My son, a junior in high school, was just diagnosed with dyslexia. We had him tested outside of the school system, since they did not seem to want to help. He was depressed and has never thought of himself as smart. He had eight educational tests conducted by a Ph.D.

He was diagnosed with dysgraphia at first grade and we thought that was the reason for his inability to spell, poor handwriting, and slow reading.

What do we do now? Is intervention too late? Any suggestions would be helpful, especially for college.

Dr. Pierson's Response: 

Well, although the research reports that outcomes are better the younger a student is—it is never too late to begin intervention. Many students your son's age particularly can benefit from learning reading strategies while they are working on any decoding issues. Morphological knowledge is also important.

The schools typically do not teach spelling rules anymore, which is unfortunate; therefore, I find that this is an area that I always need to target.

Another area is writing—learning to write for different purposes.

Depending what his profile of strengths and weaknesses looks like, he may benefit from some work on strategies for memory, study skills, and/or organization, to name a few areas we also target.

And, teaching him to advocate for himself will be very important, particularly at his age. He needs to be provided with a clear description of his diagnosis and pattern of strengths and weaknesses and taught how to navigate requesting his accommodations from teachers/professors. Regardless of any written plan, he will need to be the one to stay on top of it because it has been my experience that teachers/professors do want to help, and if accommodations are requested by the student in light of the IEP/504 Plan, they will be more than happy to work with the student.

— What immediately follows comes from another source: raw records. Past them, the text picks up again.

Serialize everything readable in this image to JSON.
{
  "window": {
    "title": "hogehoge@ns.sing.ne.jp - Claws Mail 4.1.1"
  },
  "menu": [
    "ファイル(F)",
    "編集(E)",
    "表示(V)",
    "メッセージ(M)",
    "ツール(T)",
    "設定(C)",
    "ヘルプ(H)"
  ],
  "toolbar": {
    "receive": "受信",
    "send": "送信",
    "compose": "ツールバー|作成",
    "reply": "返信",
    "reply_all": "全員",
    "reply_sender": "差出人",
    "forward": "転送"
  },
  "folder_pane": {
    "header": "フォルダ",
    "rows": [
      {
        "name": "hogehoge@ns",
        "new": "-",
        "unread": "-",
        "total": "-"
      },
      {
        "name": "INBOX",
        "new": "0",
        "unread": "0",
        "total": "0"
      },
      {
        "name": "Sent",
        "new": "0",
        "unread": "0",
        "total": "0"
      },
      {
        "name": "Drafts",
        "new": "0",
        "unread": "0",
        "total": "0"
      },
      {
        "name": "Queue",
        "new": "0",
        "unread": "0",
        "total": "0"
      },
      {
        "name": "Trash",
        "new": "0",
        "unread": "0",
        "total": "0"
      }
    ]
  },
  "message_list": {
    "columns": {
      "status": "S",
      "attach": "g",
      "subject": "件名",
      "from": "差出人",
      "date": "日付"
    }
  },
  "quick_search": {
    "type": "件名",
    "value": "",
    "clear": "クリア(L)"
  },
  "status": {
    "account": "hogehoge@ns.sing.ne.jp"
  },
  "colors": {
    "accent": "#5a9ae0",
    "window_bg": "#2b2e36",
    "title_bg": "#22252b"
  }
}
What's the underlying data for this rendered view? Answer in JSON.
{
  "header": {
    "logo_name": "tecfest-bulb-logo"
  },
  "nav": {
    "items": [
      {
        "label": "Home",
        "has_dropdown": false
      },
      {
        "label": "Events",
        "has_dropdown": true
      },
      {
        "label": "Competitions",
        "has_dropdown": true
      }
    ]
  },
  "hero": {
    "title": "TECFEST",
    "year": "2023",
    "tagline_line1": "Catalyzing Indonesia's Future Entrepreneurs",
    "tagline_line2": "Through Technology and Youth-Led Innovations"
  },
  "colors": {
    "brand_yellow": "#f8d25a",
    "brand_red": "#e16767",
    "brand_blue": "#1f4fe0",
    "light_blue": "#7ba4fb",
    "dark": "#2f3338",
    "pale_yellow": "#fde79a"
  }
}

So, I think you can see that there is a benefit to getting good intervention. It really needs to come from someone who has expertise and experience in working with the older learner. Many tutors do not, so you will want to be sure to ask.

Let me know if you have other questions.